Chinese New Year is like Christmas, New Year’s Eve and Easter rolled into one glorious celebration. The Chinese use a lunar calendar, and the holiday always coincides with the second new moon after the winter solstice. This year, the celebration begins on February 5th and ends on February 19th.
According to Chinese legend, the holiday began when an offended household deity returned to heaven and asked the all-powerful Jade Emperor to destroy the Earth. Upon hearing the demand, the other gods urged the emperor to postpone his decision until he’d had a chance to visit Earth himself.
Forewarned, people put their affairs in order and made offerings to the gods in atonement for their transgressions. The emperor, pleased with what he saw, granted a reprieve.
To symbolically ensure continuation of that reprieve, the Chinese settle their debts, repair strained relationships and subject their households to a rigorous cleaning in preparation for the holiday.
One of the more intriguing aspects of the holiday, at least to Westerners, is the 12-year cycle often referred to as the Chinese Zodiac. Each year is named for a different animal, and people born during the year are thought to have the traits commonly ascribed to the species. This year, 2019, is the Year of the Pig. According to legend, people born in the Year of the Pig have a beautiful personality and are blessed with good fortune.
Food plays a major role in the New Year’s celebration. For home cooks, planning the menu can be challenging, since a lot of Chinese dishes are stir-fries made just before they’re served. The following dish is both easy- on- the- cook and delicious. It may not be “authentic,” but the flavors and ingredients are thoroughly Asian. Add rice, a green vegetable, and a salad made with tropical fruit (think mangoes, pineapple, and even some canned lychee), and you’re all set.
Star Anise Chicken
I came across a simple recipe for an interesting chicken dish in a magazine I was reading in a doctor’s office. The sauce called for ¼ cup orange juice, one-quarter cup soy sauce, one-quarter to one-half cup honey, and one to two star anise pods. With a bit of trial and error, I eventually settled on ¼ cup honey and one star anise pod per recipe.
Star anise has a distinct licorice flavor. It’s hard and doesn’t soften when it cooks. So, like cinnamon sticks, the pods should be removed before the dish is served.
I decided to use chicken legs because they do better in braises than chicken breasts, and I also opted to cook the legs skin-on to keep them moist. Diners can remove the skin if they’re watching their fat consumption.
I brown the legs before I add the sauce mixture, and I always double the sauce, even when I’m using as few as six to eight drumsticks. The dish reheats and freezes well, so I generally make more than I need.

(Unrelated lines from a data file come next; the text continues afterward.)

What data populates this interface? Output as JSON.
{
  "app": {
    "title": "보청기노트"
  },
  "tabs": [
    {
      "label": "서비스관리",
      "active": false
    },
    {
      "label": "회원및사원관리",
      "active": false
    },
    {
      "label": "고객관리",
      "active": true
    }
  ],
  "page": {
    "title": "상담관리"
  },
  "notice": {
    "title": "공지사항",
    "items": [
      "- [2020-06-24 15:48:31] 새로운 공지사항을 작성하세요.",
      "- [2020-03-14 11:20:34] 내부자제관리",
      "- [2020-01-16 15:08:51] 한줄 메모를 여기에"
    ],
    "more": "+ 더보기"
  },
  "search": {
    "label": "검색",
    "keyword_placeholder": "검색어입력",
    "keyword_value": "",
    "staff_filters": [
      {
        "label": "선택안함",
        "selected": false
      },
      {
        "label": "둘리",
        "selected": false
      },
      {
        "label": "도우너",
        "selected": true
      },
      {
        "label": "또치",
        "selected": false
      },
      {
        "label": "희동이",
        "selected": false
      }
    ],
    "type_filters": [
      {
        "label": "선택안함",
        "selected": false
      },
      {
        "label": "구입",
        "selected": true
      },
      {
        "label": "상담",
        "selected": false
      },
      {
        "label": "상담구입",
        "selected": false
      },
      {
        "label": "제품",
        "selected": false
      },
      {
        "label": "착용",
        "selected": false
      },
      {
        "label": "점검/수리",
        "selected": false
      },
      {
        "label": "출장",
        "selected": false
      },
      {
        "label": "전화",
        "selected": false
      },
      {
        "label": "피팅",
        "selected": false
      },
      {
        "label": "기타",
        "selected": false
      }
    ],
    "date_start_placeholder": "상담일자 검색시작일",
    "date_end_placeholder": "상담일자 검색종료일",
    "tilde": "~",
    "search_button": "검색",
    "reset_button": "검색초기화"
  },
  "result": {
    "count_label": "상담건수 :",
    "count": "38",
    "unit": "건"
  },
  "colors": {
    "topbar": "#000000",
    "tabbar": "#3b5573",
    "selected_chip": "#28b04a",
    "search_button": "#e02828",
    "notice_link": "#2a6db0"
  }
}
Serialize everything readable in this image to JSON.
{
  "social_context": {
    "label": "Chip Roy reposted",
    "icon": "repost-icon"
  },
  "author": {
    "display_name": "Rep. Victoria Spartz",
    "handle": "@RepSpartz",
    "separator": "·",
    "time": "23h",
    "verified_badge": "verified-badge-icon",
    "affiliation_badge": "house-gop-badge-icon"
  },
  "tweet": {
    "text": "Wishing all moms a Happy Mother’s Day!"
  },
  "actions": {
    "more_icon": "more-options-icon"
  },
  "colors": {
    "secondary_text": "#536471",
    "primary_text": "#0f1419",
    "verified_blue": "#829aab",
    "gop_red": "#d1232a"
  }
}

The second time I made the recipe, I added dried shiitake mushrooms. The mushrooms have to be soaked beforehand and then trimmed and sliced. Try to buy both the mushrooms and the star anise in an Asian grocery. In addition to the mushrooms being larger, they’ll also be a lot less expensive, as will the star anise. Both the mushrooms and the star anise have a long shelf life. You can leave the mushrooms out, but they add a lot to the dish. A garnish of stir-fried snow peas is also a possibility. And one last hint, I always use a reduced sodium soy sauce.
Star Anise Chicken
6-8 drumsticks, skin-on
6-plus dried shiitake mushrooms, soaked and prepped
Sauce, preferably doubled
One-quarter cup soy sauce
One-quarter cup orange juice
One-quarter cup honey
One star anise pod
Stir-fried snow peas, optional
- Brown the chicken legs and then lower the heat.
- Mix the sauce, and add it to the pan.
- Cover the pot.
- Braise the dish over low heat for about an hour. If you’re making the dish ahead of time, it should be covered and stored in the refrigerator. Reheat over low heat. I’ve also used the microwave to reheat the dish.
- Stir-fry the snow peas, and add them to the reheated dish.
Filed under: Asian food